Famous Songs

Kurt Cobain’s songwriting genius gave the world a plethora of unforgettable tracks that remain relevant today. Besides “Smells Like Teen Spirit,” other famous songs include:


“Come As You Are”: Another hit from “Nevermind,” known for its memorable riff and introspective lyrics.


“Lithium”: A song that deals with Cobain’s experiences with bipolar disorder, showcasing his ability to write about personal struggles in a way that resonated with many.


“Heart-Shaped Box”: The lead single from “In Utero,” noted for its haunting melody and complex lyrics.


“All Apologies”: A track that serves as a somber reflection on Cobain’s life and the pressures of fame, it’s often seen as an unwitting farewell from the artist.


Kurt Cobain’s influence extends beyond the realm of music. He became a cultural icon, representing a voice for the disaffected youth of his time. His candid discussion of mental health issues and the raw emotional depth of his music have made him a figure of empathy and understanding for those facing similar struggles.


Despite his untimely demise, Kurt Cobain’s impact on music and culture cannot be overstated. His raw, unfiltered approach to songwriting and performance broke the mold of what mainstream music could be, challenging societal norms and offering a voice to those who felt misunderstood or sidelined. Cobain’s ability to blend punk’s rebellious energy with melodic elements, creating a sound that was both accessible and deeply emotional, set a new benchmark for artists across genres.


Cobain’s influence extended beyond his music. His outspoken views on feminism, LGBTQ+ rights, and anti-commercialism resonated with fans and positioned him as a reluctant spokesman for Generation X. His often chaotic personal life, including his struggles with fame, substance abuse, and mental health, was played out in the public eye, adding a layer of vulnerability and relatability to his persona. This openness about personal struggles was revolutionary at the time and has contributed to a more open discussion around mental health in the music industry today.


Nirvana’s music videos, particularly those for “Smells Like Teen Spirit,” “Heart-Shaped Box,” and “In Bloom,” are seminal works that pushed the boundaries of the medium. Their visual style, often dark and surreal, complemented the band’s aesthetic and musical themes, making an indelible mark on the MTV generation and helping to cement the band’s legacy.

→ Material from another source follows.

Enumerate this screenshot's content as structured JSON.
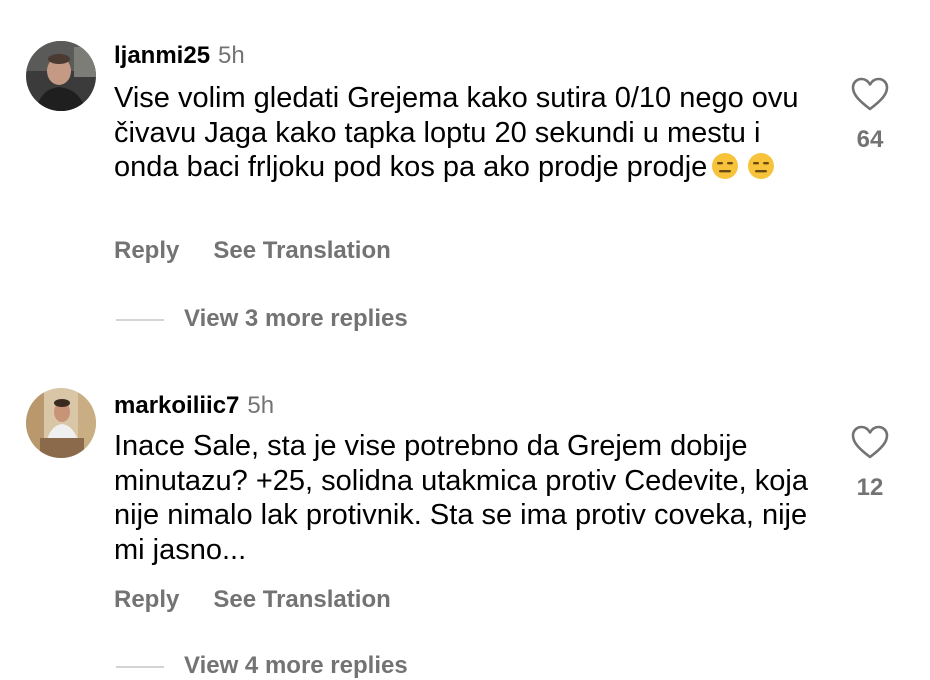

The cultural phenomenon of grunge, with Cobain at its forefront, also had a significant impact on fashion, with his distinctive style—flannel shirts, ripped jeans, and unkempt hair—becoming emblematic of the era. Cobain’s look was not carefully curated for mass appeal but was instead a reflection of his personality and approach to life, emphasizing authenticity over conformity.


In the years since Cobain’s death, his music has continued to inspire and influence musicians and bands from a variety of genres, from punk and alternative rock to hip-hop and pop. His ability to articulate the existential angst and disillusionment of a generation continues to resonate, making Nirvana’s music timeless. The release of posthumous albums and compilations, as well as documentaries and biographies exploring Cobain’s life and artistry, have kept his legacy alive, introducing his work to new audiences and ensuring that his contributions to music and culture will not be forgotten.


Ultimately, Kurt Cobain remains a symbol of artistic integrity and the struggle for personal authenticity in an often inauthentic world. His legacy is a testament to the power of music to connect, comfort, and inspire, making him a figure whose impact will be felt for generations to come.


In summary, Kurt Cobain was not just a musician; he was a symbol of a generation’s angst and desire for authenticity in an era of increasing commercialization. Through Nirvana, Cobain left an indelible mark on the music industry, shaping the sound of the ’90s and influencing countless artists across various genres. His music, characterized by its emotional depth and sonic intensity, continues to captivate and inspire, ensuring his place in the pantheon of music legends. Cobain’s story is a poignant reminder of the power of art to express the inexpressible, touching the hearts of people across the globe.